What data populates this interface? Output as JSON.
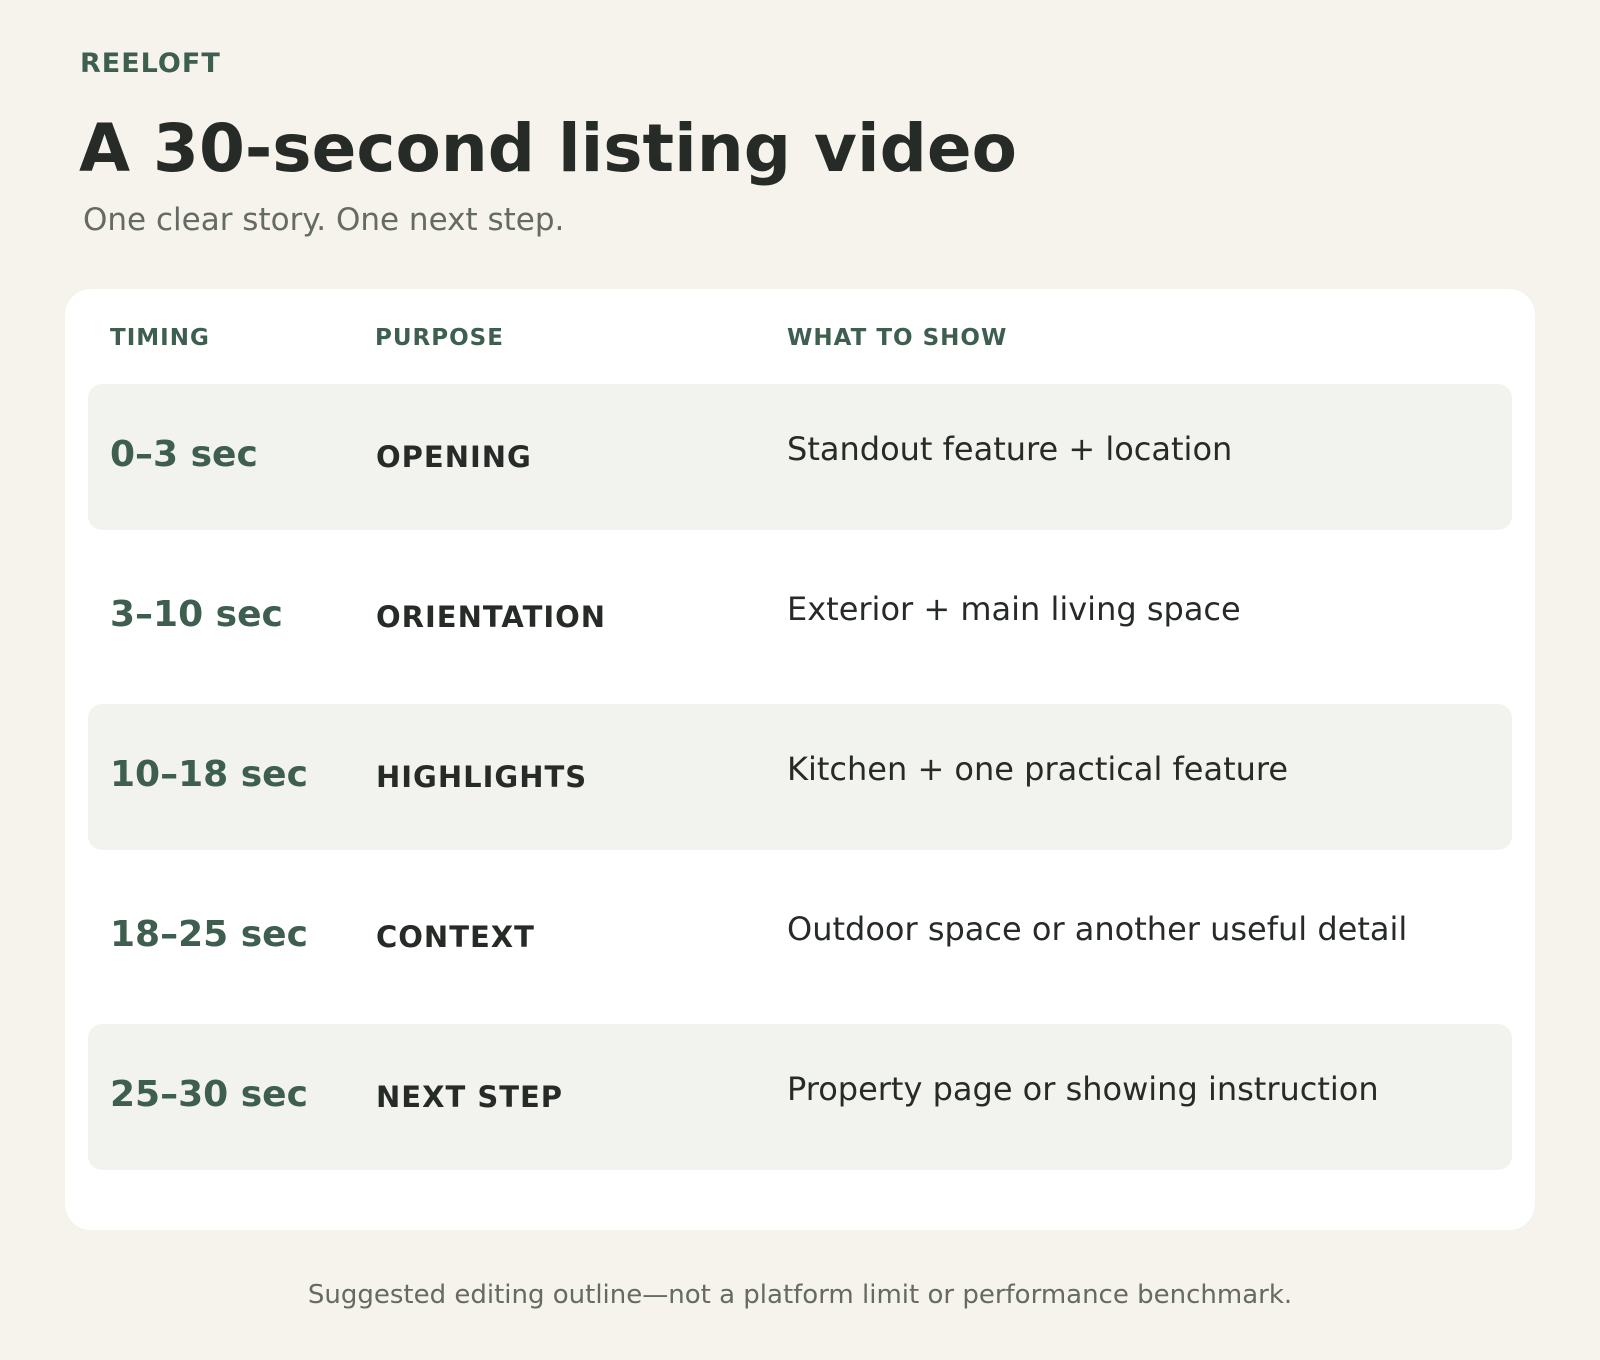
{
  "brand": "REELOFT",
  "title": "A 30-second listing video",
  "subtitle": "One clear story. One next step.",
  "table": {
    "headers": {
      "timing": "TIMING",
      "purpose": "PURPOSE",
      "show": "WHAT TO SHOW"
    },
    "rows": [
      {
        "timing": "0–3 sec",
        "purpose": "OPENING",
        "show": "Standout feature + location"
      },
      {
        "timing": "3–10 sec",
        "purpose": "ORIENTATION",
        "show": "Exterior + main living space"
      },
      {
        "timing": "10–18 sec",
        "purpose": "HIGHLIGHTS",
        "show": "Kitchen + one practical feature"
      },
      {
        "timing": "18–25 sec",
        "purpose": "CONTEXT",
        "show": "Outdoor space or another useful detail"
      },
      {
        "timing": "25–30 sec",
        "purpose": "NEXT STEP",
        "show": "Property page or showing instruction"
      }
    ]
  },
  "footnote": "Suggested editing outline—not a platform limit or performance benchmark.",
  "colors": {
    "background": "#f5f3ec",
    "accent": "#3e5e50",
    "text": "#272b27",
    "muted": "#656a63",
    "row_shade": "#f2f3ee",
    "card": "#ffffff"
  }
}
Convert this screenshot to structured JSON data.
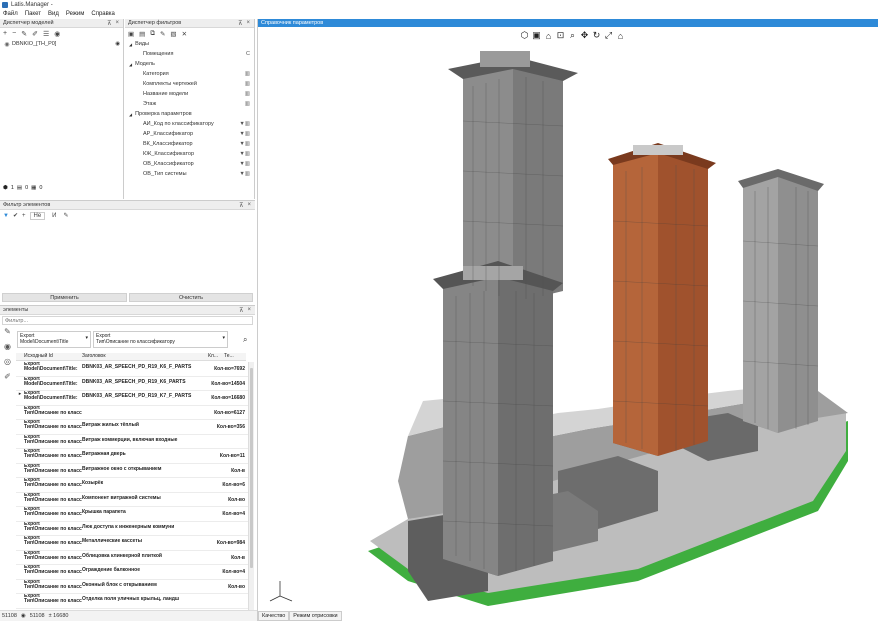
{
  "app": {
    "title": "Latis.Manager -"
  },
  "menu": [
    "Файл",
    "Пакет",
    "Вид",
    "Режим",
    "Справка"
  ],
  "models_panel": {
    "title": "Диспетчер моделей",
    "model_name": "DBNKIO_[TH_P0]",
    "footer": {
      "a": "1",
      "b": "0",
      "c": "0"
    }
  },
  "filters_panel": {
    "title": "Диспетчер фильтров",
    "groups": [
      {
        "label": "Виды",
        "items": [
          {
            "label": "Помещения",
            "tag": "C"
          }
        ]
      },
      {
        "label": "Модель",
        "items": [
          {
            "label": "Категория",
            "tag": "▥"
          },
          {
            "label": "Комплекты чертежей",
            "tag": "▥"
          },
          {
            "label": "Название модели",
            "tag": "▥"
          },
          {
            "label": "Этаж",
            "tag": "▥"
          }
        ]
      },
      {
        "label": "Проверка параметров",
        "items": [
          {
            "label": "АИ_Код по классификатору",
            "tag": "▼▥"
          },
          {
            "label": "АР_Классификатор",
            "tag": "▼▥"
          },
          {
            "label": "ВК_Классификатор",
            "tag": "▼▥"
          },
          {
            "label": "КЖ_Классификатор",
            "tag": "▼▥"
          },
          {
            "label": "ОВ_Классификатор",
            "tag": "▼▥"
          },
          {
            "label": "ОВ_Тип системы",
            "tag": "▼▥"
          }
        ]
      }
    ]
  },
  "elements_filter": {
    "title": "Фильтр элементов",
    "chips": [
      "Не",
      "И"
    ],
    "apply_label": "Применить",
    "clear_label": "Очистить"
  },
  "elements_panel": {
    "title": "элементы",
    "search_placeholder": "Фильтр...",
    "select1_line1": "Export",
    "select1_line2": "Model\\Document\\Title",
    "select2_line1": "Export",
    "select2_line2": "Тип\\Описание по классификатору",
    "columns": [
      "Исходный Id",
      "Заголовок",
      "Кл...",
      "Те..."
    ],
    "rows": [
      {
        "a": "Export",
        "b": "Model\\Document\\Title:",
        "title": "DBNK03_AR_SPEECH_PD_R19_K6_F_PARTS",
        "count": "Кол-во=7692",
        "marker": ""
      },
      {
        "a": "Export",
        "b": "Model\\Document\\Title:",
        "title": "DBNK03_AR_SPEECH_PD_R19_K6_PARTS",
        "count": "Кол-во=14504",
        "marker": ""
      },
      {
        "a": "Export",
        "b": "Model\\Document\\Title:",
        "title": "DBNK03_AR_SPEECH_PD_R19_K7_F_PARTS",
        "count": "Кол-во=16680",
        "marker": "▸"
      },
      {
        "a": "Export",
        "b": "Тип\\Описание по классификатору:",
        "title": "",
        "count": "Кол-во=6127",
        "marker": ""
      },
      {
        "a": "Export",
        "b": "Тип\\Описание по классификатору:",
        "title": "Витраж жилых тёплый",
        "count": "Кол-во=356",
        "marker": ""
      },
      {
        "a": "Export",
        "b": "Тип\\Описание по классификатору:",
        "title": "Витраж коммерции, включая входные",
        "count": "",
        "marker": ""
      },
      {
        "a": "Export",
        "b": "Тип\\Описание по классификатору:",
        "title": "Витражная дверь",
        "count": "Кол-во=11",
        "marker": ""
      },
      {
        "a": "Export",
        "b": "Тип\\Описание по классификатору:",
        "title": "Витражное окно с открыванием",
        "count": "Кол-в",
        "marker": ""
      },
      {
        "a": "Export",
        "b": "Тип\\Описание по классификатору:",
        "title": "Козырёк",
        "count": "Кол-во=6",
        "marker": ""
      },
      {
        "a": "Export",
        "b": "Тип\\Описание по классификатору:",
        "title": "Компонент витражной системы",
        "count": "Кол-во",
        "marker": ""
      },
      {
        "a": "Export",
        "b": "Тип\\Описание по классификатору:",
        "title": "Крышка парапета",
        "count": "Кол-во=4",
        "marker": ""
      },
      {
        "a": "Export",
        "b": "Тип\\Описание по классификатору:",
        "title": "Люк доступа к инженерным коммуни",
        "count": "",
        "marker": ""
      },
      {
        "a": "Export",
        "b": "Тип\\Описание по классификатору:",
        "title": "Металлические кассеты",
        "count": "Кол-во=984",
        "marker": ""
      },
      {
        "a": "Export",
        "b": "Тип\\Описание по классификатору:",
        "title": "Облицовка клинкерной плиткой",
        "count": "Кол-в",
        "marker": ""
      },
      {
        "a": "Export",
        "b": "Тип\\Описание по классификатору:",
        "title": "Ограждение балконное",
        "count": "Кол-во=4",
        "marker": ""
      },
      {
        "a": "Export",
        "b": "Тип\\Описание по классификатору:",
        "title": "Оконный блок с открыванием",
        "count": "Кол-во",
        "marker": ""
      },
      {
        "a": "Export",
        "b": "Тип\\Описание по классификатору:",
        "title": "Отделка поля уличных крыльц, ландш",
        "count": "",
        "marker": ""
      }
    ]
  },
  "status": {
    "s1": "51108",
    "s2": "51108",
    "s3": "± 16680"
  },
  "viewport": {
    "title": "Справочник параметров",
    "tabs": [
      "Качество",
      "Режим отрисовки"
    ]
  },
  "colors": {
    "accent": "#2e8ad8",
    "tower_gray": "#6b6b6b",
    "tower_brick": "#a0522d",
    "green_base": "#3fae3f"
  }
}
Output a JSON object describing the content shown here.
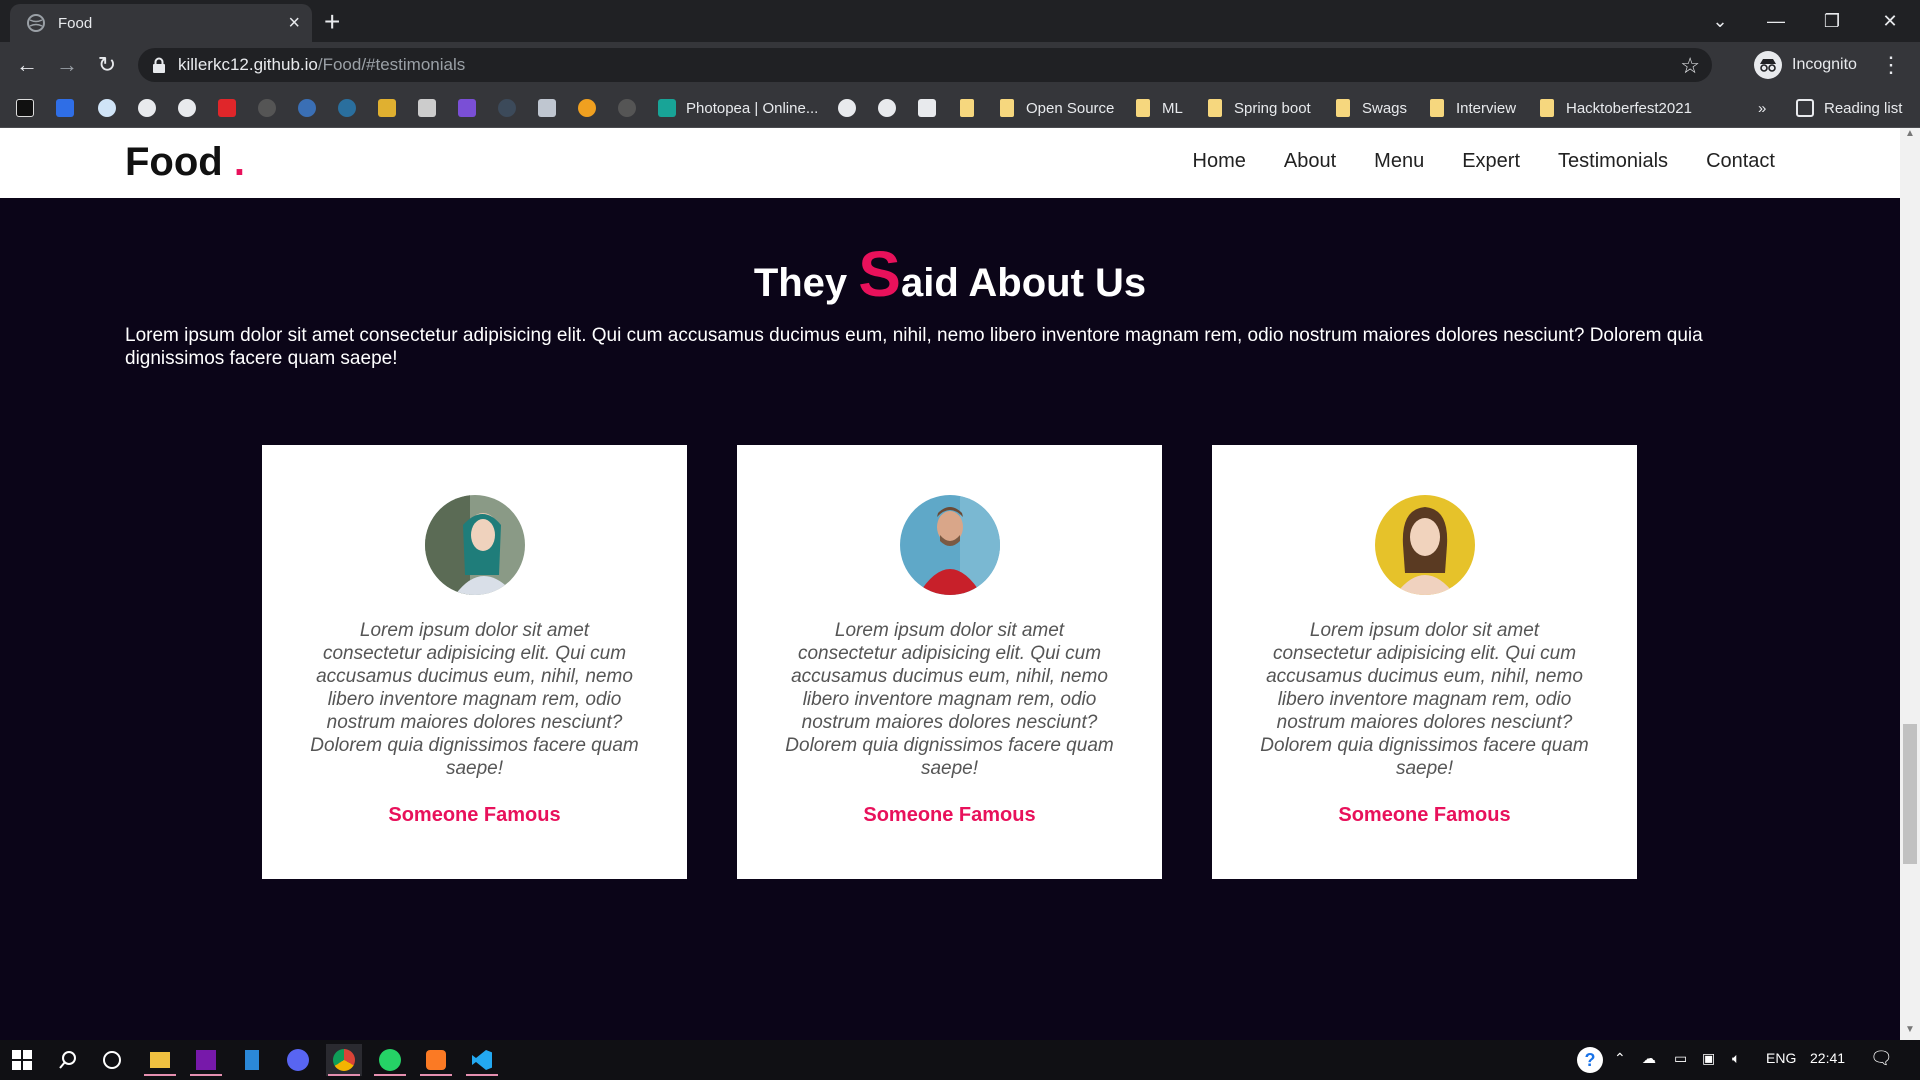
{
  "browser": {
    "tab_title": "Food",
    "tab_close": "×",
    "new_tab": "+",
    "url_host": "killerkc12.github.io",
    "url_path": "/Food/#testimonials",
    "profile_label": "Incognito",
    "reading_list": "Reading list",
    "overflow": "»",
    "bookmarks": [
      {
        "label": "Photopea | Online..."
      },
      {
        "label": "Open Source"
      },
      {
        "label": "ML"
      },
      {
        "label": "Spring boot"
      },
      {
        "label": "Swags"
      },
      {
        "label": "Interview"
      },
      {
        "label": "Hacktoberfest2021"
      }
    ]
  },
  "site": {
    "logo": "Food",
    "logo_dot": ".",
    "nav": [
      "Home",
      "About",
      "Menu",
      "Expert",
      "Testimonials",
      "Contact"
    ],
    "title_pre": "They ",
    "title_s": "S",
    "title_post": "aid About Us",
    "description": "Lorem ipsum dolor sit amet consectetur adipisicing elit. Qui cum accusamus ducimus eum, nihil, nemo libero inventore magnam rem, odio nostrum maiores dolores nesciunt? Dolorem quia dignissimos facere quam saepe!",
    "testimonials": [
      {
        "quote": "Lorem ipsum dolor sit amet consectetur adipisicing elit. Qui cum accusamus ducimus eum, nihil, nemo libero inventore magnam rem, odio nostrum maiores dolores nesciunt? Dolorem quia dignissimos facere quam saepe!",
        "name": "Someone Famous"
      },
      {
        "quote": "Lorem ipsum dolor sit amet consectetur adipisicing elit. Qui cum accusamus ducimus eum, nihil, nemo libero inventore magnam rem, odio nostrum maiores dolores nesciunt? Dolorem quia dignissimos facere quam saepe!",
        "name": "Someone Famous"
      },
      {
        "quote": "Lorem ipsum dolor sit amet consectetur adipisicing elit. Qui cum accusamus ducimus eum, nihil, nemo libero inventore magnam rem, odio nostrum maiores dolores nesciunt? Dolorem quia dignissimos facere quam saepe!",
        "name": "Someone Famous"
      }
    ]
  },
  "taskbar": {
    "language": "ENG",
    "time": "22:41"
  },
  "colors": {
    "accent": "#e8115b",
    "page_bg": "#0b0518"
  }
}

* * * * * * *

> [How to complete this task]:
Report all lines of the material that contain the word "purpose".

> [Result]:
      "purpose": "PURPOSE",
        "purpose": "OPENING",
        "purpose": "ORIENTATION",
        "purpose": "HIGHLIGHTS",
        "purpose": "CONTEXT",
        "purpose": "NEXT STEP",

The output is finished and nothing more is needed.